Only the lines from the one containing "Transcribe this image's" through the end of the data belong in the answer; reproduce them exactly.

### TASK INPUTS

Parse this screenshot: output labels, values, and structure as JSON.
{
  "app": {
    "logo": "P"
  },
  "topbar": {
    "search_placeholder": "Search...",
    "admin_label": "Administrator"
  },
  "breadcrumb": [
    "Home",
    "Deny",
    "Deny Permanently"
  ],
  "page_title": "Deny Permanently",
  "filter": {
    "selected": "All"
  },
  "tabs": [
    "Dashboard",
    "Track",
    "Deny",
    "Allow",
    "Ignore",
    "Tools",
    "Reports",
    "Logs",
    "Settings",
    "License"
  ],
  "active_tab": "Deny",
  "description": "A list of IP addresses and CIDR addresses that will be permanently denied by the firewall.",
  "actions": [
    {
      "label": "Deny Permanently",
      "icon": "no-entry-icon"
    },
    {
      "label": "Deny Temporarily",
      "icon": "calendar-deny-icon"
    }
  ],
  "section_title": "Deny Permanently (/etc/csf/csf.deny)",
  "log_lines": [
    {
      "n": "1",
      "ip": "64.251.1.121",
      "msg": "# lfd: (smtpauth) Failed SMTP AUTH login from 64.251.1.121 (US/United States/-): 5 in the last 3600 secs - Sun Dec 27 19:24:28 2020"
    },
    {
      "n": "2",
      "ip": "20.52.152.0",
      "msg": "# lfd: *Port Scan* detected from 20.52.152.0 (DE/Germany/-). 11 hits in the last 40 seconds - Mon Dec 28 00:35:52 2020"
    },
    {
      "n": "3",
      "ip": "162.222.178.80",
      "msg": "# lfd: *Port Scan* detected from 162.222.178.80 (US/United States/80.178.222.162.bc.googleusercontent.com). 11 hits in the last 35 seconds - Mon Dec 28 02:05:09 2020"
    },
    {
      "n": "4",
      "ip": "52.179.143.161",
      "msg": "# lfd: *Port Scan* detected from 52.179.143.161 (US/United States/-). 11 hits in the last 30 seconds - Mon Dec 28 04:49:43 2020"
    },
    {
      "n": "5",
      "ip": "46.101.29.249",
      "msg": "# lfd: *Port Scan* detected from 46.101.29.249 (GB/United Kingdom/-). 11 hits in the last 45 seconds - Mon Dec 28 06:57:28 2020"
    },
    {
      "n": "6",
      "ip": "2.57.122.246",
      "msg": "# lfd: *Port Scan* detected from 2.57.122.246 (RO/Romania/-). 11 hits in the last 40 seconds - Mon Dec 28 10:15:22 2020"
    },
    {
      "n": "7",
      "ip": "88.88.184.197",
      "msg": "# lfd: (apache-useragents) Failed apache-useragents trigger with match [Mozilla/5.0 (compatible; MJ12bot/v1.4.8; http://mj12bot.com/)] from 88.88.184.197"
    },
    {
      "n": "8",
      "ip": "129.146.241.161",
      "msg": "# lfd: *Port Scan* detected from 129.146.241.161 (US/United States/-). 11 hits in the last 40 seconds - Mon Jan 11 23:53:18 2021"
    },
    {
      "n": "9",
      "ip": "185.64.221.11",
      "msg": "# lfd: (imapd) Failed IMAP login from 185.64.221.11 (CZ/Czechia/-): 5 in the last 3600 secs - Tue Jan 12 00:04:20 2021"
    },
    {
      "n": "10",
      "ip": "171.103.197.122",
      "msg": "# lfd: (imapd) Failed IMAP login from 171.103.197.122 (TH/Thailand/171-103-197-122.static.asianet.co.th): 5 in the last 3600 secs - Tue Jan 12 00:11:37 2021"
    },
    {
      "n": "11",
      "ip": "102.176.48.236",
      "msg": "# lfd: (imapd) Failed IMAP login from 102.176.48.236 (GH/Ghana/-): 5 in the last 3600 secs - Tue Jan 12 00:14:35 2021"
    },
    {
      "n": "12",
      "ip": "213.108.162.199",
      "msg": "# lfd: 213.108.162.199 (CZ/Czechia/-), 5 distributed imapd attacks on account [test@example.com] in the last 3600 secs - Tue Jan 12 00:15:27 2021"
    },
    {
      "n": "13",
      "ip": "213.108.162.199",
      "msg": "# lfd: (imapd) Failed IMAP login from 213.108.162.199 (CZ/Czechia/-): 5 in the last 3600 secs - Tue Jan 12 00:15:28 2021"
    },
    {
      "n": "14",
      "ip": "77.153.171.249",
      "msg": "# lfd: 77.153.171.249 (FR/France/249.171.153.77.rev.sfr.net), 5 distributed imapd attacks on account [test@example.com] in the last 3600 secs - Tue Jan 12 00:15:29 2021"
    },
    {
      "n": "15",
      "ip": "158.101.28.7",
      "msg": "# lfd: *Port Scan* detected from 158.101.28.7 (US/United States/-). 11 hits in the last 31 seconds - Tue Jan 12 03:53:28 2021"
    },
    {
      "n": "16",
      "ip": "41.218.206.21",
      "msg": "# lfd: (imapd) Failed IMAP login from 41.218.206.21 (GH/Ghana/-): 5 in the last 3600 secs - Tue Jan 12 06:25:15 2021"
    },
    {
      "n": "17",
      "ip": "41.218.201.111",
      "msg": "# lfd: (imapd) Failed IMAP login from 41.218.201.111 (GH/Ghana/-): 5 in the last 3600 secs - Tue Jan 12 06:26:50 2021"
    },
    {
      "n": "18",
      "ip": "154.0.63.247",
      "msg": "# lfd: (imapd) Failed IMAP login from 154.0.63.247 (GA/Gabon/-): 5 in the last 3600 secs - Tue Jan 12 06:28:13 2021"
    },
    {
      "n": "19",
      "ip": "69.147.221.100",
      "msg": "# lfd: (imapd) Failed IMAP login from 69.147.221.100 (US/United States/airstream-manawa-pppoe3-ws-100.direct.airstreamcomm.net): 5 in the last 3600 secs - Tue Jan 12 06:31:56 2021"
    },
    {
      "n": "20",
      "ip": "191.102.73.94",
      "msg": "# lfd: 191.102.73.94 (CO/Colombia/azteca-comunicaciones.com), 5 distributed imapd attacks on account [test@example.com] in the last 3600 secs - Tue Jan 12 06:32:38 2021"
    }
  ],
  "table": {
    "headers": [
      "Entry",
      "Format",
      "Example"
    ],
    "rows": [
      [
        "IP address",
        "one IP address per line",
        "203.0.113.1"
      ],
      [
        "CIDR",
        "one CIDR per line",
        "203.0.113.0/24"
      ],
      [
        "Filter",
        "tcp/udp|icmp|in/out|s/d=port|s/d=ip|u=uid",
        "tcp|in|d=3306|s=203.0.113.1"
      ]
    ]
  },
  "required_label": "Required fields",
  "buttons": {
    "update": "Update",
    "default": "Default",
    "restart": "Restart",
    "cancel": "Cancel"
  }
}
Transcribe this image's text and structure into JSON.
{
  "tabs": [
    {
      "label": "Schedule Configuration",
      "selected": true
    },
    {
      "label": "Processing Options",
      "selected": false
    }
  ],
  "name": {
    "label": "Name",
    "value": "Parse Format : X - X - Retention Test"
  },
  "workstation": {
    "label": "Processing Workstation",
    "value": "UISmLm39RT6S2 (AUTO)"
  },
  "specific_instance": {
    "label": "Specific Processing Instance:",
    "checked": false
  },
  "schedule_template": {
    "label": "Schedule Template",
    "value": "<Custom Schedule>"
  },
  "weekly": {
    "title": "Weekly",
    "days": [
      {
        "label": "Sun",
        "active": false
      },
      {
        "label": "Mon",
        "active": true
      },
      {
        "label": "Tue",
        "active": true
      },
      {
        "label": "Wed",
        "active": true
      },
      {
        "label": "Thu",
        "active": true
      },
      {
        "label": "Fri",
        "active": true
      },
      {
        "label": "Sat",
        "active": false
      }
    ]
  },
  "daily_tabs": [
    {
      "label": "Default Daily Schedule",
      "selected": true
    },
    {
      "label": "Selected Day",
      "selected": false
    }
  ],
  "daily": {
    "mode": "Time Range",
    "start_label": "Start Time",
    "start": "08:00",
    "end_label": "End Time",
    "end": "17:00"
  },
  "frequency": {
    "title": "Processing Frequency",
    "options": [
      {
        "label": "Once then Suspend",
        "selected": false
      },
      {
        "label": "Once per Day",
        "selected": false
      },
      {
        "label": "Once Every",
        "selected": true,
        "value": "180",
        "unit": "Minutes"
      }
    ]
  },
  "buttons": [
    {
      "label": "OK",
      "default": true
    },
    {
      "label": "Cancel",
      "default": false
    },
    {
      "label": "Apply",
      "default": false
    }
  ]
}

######

> **EXERCISE SOLUTION**:
Transcribe this image's text and structure into JSON.
{
  "tabs": [
    {
      "label": "Schedule Configuration",
      "selected": true
    },
    {
      "label": "Processing Options",
      "selected": false
    }
  ],
  "name": {
    "label": "Name",
    "value": "Parse Format : X - X - Retention Test"
  },
  "workstation": {
    "label": "Processing Workstation",
    "value": "UISmLm39RT6S2 (AUTO)"
  },
  "specific_instance": {
    "label": "Specific Processing Instance:",
    "checked": false
  },
  "schedule_template": {
    "label": "Schedule Template",
    "value": "<Custom Schedule>"
  },
  "weekly": {
    "title": "Weekly",
    "days": [
      {
        "label": "Sun",
        "active": false
      },
      {
        "label": "Mon",
        "active": true
      },
      {
        "label": "Tue",
        "active": true
      },
      {
        "label": "Wed",
        "active": true
      },
      {
        "label": "Thu",
        "active": true
      },
      {
        "label": "Fri",
        "active": true
      },
      {
        "label": "Sat",
        "active": false
      }
    ]
  },
  "daily_tabs": [
    {
      "label": "Default Daily Schedule",
      "selected": true
    },
    {
      "label": "Selected Day",
      "selected": false
    }
  ],
  "daily": {
    "mode": "Time Range",
    "start_label": "Start Time",
    "start": "08:00",
    "end_label": "End Time",
    "end": "17:00"
  },
  "frequency": {
    "title": "Processing Frequency",
    "options": [
      {
        "label": "Once then Suspend",
        "selected": false
      },
      {
        "label": "Once per Day",
        "selected": false
      },
      {
        "label": "Once Every",
        "selected": true,
        "value": "180",
        "unit": "Minutes"
      }
    ]
  },
  "buttons": [
    {
      "label": "OK",
      "default": true
    },
    {
      "label": "Cancel",
      "default": false
    },
    {
      "label": "Apply",
      "default": false
    }
  ]
}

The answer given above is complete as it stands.